Records:
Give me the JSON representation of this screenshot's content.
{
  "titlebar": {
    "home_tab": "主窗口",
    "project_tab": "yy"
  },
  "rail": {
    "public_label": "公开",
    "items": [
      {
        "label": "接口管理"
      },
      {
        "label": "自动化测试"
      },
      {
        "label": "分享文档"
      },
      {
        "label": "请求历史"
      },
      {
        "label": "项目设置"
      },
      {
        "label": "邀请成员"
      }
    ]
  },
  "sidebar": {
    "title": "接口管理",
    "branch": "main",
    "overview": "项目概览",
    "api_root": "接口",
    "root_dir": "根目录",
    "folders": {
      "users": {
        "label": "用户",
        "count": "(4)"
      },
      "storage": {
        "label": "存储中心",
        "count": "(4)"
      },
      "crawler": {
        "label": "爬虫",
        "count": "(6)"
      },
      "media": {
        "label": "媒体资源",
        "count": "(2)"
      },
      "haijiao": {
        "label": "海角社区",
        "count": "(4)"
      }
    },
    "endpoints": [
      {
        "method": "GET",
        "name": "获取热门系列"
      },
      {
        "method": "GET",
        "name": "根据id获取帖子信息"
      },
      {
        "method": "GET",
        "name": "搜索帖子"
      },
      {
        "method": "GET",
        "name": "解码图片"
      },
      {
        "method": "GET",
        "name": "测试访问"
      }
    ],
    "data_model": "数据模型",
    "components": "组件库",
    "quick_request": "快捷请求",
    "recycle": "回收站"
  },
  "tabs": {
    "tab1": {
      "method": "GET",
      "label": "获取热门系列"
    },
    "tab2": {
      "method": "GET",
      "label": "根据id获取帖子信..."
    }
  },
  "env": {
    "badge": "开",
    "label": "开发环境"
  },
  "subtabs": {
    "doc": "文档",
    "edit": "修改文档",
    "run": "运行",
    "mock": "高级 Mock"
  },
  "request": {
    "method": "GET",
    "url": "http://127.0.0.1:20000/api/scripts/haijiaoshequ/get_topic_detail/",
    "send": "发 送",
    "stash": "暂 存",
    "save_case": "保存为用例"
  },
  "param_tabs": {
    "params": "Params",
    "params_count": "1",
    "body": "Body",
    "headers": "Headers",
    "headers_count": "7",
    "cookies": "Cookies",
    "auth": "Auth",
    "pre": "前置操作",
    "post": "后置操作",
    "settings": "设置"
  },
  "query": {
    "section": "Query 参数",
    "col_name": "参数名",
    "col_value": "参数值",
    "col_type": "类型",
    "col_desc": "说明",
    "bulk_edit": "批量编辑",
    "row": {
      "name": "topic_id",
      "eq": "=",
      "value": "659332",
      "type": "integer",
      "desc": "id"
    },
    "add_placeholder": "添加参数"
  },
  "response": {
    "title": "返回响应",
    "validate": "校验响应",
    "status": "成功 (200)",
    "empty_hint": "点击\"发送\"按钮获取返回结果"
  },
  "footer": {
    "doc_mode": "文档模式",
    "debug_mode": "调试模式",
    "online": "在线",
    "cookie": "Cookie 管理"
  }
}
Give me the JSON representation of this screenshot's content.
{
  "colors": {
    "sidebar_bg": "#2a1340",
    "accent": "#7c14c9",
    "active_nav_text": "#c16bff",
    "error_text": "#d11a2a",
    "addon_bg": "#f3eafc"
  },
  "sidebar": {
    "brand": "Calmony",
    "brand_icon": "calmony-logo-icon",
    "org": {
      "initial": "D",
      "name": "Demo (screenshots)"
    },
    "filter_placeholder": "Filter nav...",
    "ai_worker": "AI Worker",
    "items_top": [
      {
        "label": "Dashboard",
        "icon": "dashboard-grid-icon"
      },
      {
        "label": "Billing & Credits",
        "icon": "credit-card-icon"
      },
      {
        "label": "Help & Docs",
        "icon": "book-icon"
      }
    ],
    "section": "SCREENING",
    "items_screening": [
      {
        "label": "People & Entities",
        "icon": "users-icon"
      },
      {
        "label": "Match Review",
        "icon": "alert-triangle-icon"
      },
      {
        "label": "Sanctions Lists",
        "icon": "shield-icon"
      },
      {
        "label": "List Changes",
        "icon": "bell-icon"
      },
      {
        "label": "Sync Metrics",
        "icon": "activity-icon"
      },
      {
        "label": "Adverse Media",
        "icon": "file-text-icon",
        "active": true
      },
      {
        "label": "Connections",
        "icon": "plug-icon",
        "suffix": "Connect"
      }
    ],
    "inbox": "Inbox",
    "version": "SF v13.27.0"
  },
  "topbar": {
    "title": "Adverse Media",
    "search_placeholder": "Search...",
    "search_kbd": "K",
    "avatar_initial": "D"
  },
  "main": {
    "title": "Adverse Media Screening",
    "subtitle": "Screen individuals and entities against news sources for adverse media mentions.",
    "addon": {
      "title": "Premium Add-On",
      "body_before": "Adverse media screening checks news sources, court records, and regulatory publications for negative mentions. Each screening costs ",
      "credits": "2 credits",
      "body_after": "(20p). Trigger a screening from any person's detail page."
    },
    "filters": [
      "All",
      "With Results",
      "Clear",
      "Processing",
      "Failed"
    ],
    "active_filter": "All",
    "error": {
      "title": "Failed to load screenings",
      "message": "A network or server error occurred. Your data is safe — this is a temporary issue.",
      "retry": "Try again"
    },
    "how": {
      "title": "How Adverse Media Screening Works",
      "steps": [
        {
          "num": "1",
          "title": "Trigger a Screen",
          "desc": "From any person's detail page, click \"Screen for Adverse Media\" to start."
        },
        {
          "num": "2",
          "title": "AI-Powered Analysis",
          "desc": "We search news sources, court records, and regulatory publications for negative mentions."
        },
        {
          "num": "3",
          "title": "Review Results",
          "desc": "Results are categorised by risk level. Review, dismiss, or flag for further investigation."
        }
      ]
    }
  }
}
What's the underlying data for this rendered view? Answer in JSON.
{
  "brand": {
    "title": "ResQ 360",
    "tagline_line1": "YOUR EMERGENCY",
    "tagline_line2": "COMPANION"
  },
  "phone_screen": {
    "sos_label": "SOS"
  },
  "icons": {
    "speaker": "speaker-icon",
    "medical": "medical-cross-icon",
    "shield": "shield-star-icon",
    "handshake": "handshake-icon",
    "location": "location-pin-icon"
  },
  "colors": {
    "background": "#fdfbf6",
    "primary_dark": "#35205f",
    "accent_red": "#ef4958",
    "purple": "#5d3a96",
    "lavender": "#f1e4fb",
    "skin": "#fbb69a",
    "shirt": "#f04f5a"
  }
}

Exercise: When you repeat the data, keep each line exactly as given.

Expected answer:
Give me the JSON representation of this screenshot's content.
{
  "titlebar": {
    "home_tab": "主窗口",
    "project_tab": "yy"
  },
  "rail": {
    "public_label": "公开",
    "items": [
      {
        "label": "接口管理"
      },
      {
        "label": "自动化测试"
      },
      {
        "label": "分享文档"
      },
      {
        "label": "请求历史"
      },
      {
        "label": "项目设置"
      },
      {
        "label": "邀请成员"
      }
    ]
  },
  "sidebar": {
    "title": "接口管理",
    "branch": "main",
    "overview": "项目概览",
    "api_root": "接口",
    "root_dir": "根目录",
    "folders": {
      "users": {
        "label": "用户",
        "count": "(4)"
      },
      "storage": {
        "label": "存储中心",
        "count": "(4)"
      },
      "crawler": {
        "label": "爬虫",
        "count": "(6)"
      },
      "media": {
        "label": "媒体资源",
        "count": "(2)"
      },
      "haijiao": {
        "label": "海角社区",
        "count": "(4)"
      }
    },
    "endpoints": [
      {
        "method": "GET",
        "name": "获取热门系列"
      },
      {
        "method": "GET",
        "name": "根据id获取帖子信息"
      },
      {
        "method": "GET",
        "name": "搜索帖子"
      },
      {
        "method": "GET",
        "name": "解码图片"
      },
      {
        "method": "GET",
        "name": "测试访问"
      }
    ],
    "data_model": "数据模型",
    "components": "组件库",
    "quick_request": "快捷请求",
    "recycle": "回收站"
  },
  "tabs": {
    "tab1": {
      "method": "GET",
      "label": "获取热门系列"
    },
    "tab2": {
      "method": "GET",
      "label": "根据id获取帖子信..."
    }
  },
  "env": {
    "badge": "开",
    "label": "开发环境"
  },
  "subtabs": {
    "doc": "文档",
    "edit": "修改文档",
    "run": "运行",
    "mock": "高级 Mock"
  },
  "request": {
    "method": "GET",
    "url": "http://127.0.0.1:20000/api/scripts/haijiaoshequ/get_topic_detail/",
    "send": "发 送",
    "stash": "暂 存",
    "save_case": "保存为用例"
  },
  "param_tabs": {
    "params": "Params",
    "params_count": "1",
    "body": "Body",
    "headers": "Headers",
    "headers_count": "7",
    "cookies": "Cookies",
    "auth": "Auth",
    "pre": "前置操作",
    "post": "后置操作",
    "settings": "设置"
  },
  "query": {
    "section": "Query 参数",
    "col_name": "参数名",
    "col_value": "参数值",
    "col_type": "类型",
    "col_desc": "说明",
    "bulk_edit": "批量编辑",
    "row": {
      "name": "topic_id",
      "eq": "=",
      "value": "659332",
      "type": "integer",
      "desc": "id"
    },
    "add_placeholder": "添加参数"
  },
  "response": {
    "title": "返回响应",
    "validate": "校验响应",
    "status": "成功 (200)",
    "empty_hint": "点击\"发送\"按钮获取返回结果"
  },
  "footer": {
    "doc_mode": "文档模式",
    "debug_mode": "调试模式",
    "online": "在线",
    "cookie": "Cookie 管理"
  }
}
Give me the JSON representation of this screenshot's content.
{
  "colors": {
    "sidebar_bg": "#2a1340",
    "accent": "#7c14c9",
    "active_nav_text": "#c16bff",
    "error_text": "#d11a2a",
    "addon_bg": "#f3eafc"
  },
  "sidebar": {
    "brand": "Calmony",
    "brand_icon": "calmony-logo-icon",
    "org": {
      "initial": "D",
      "name": "Demo (screenshots)"
    },
    "filter_placeholder": "Filter nav...",
    "ai_worker": "AI Worker",
    "items_top": [
      {
        "label": "Dashboard",
        "icon": "dashboard-grid-icon"
      },
      {
        "label": "Billing & Credits",
        "icon": "credit-card-icon"
      },
      {
        "label": "Help & Docs",
        "icon": "book-icon"
      }
    ],
    "section": "SCREENING",
    "items_screening": [
      {
        "label": "People & Entities",
        "icon": "users-icon"
      },
      {
        "label": "Match Review",
        "icon": "alert-triangle-icon"
      },
      {
        "label": "Sanctions Lists",
        "icon": "shield-icon"
      },
      {
        "label": "List Changes",
        "icon": "bell-icon"
      },
      {
        "label": "Sync Metrics",
        "icon": "activity-icon"
      },
      {
        "label": "Adverse Media",
        "icon": "file-text-icon",
        "active": true
      },
      {
        "label": "Connections",
        "icon": "plug-icon",
        "suffix": "Connect"
      }
    ],
    "inbox": "Inbox",
    "version": "SF v13.27.0"
  },
  "topbar": {
    "title": "Adverse Media",
    "search_placeholder": "Search...",
    "search_kbd": "K",
    "avatar_initial": "D"
  },
  "main": {
    "title": "Adverse Media Screening",
    "subtitle": "Screen individuals and entities against news sources for adverse media mentions.",
    "addon": {
      "title": "Premium Add-On",
      "body_before": "Adverse media screening checks news sources, court records, and regulatory publications for negative mentions. Each screening costs ",
      "credits": "2 credits",
      "body_after": "(20p). Trigger a screening from any person's detail page."
    },
    "filters": [
      "All",
      "With Results",
      "Clear",
      "Processing",
      "Failed"
    ],
    "active_filter": "All",
    "error": {
      "title": "Failed to load screenings",
      "message": "A network or server error occurred. Your data is safe — this is a temporary issue.",
      "retry": "Try again"
    },
    "how": {
      "title": "How Adverse Media Screening Works",
      "steps": [
        {
          "num": "1",
          "title": "Trigger a Screen",
          "desc": "From any person's detail page, click \"Screen for Adverse Media\" to start."
        },
        {
          "num": "2",
          "title": "AI-Powered Analysis",
          "desc": "We search news sources, court records, and regulatory publications for negative mentions."
        },
        {
          "num": "3",
          "title": "Review Results",
          "desc": "Results are categorised by risk level. Review, dismiss, or flag for further investigation."
        }
      ]
    }
  }
}
What's the underlying data for this rendered view? Answer in JSON.
{
  "brand": {
    "title": "ResQ 360",
    "tagline_line1": "YOUR EMERGENCY",
    "tagline_line2": "COMPANION"
  },
  "phone_screen": {
    "sos_label": "SOS"
  },
  "icons": {
    "speaker": "speaker-icon",
    "medical": "medical-cross-icon",
    "shield": "shield-star-icon",
    "handshake": "handshake-icon",
    "location": "location-pin-icon"
  },
  "colors": {
    "background": "#fdfbf6",
    "primary_dark": "#35205f",
    "accent_red": "#ef4958",
    "purple": "#5d3a96",
    "lavender": "#f1e4fb",
    "skin": "#fbb69a",
    "shirt": "#f04f5a"
  }
}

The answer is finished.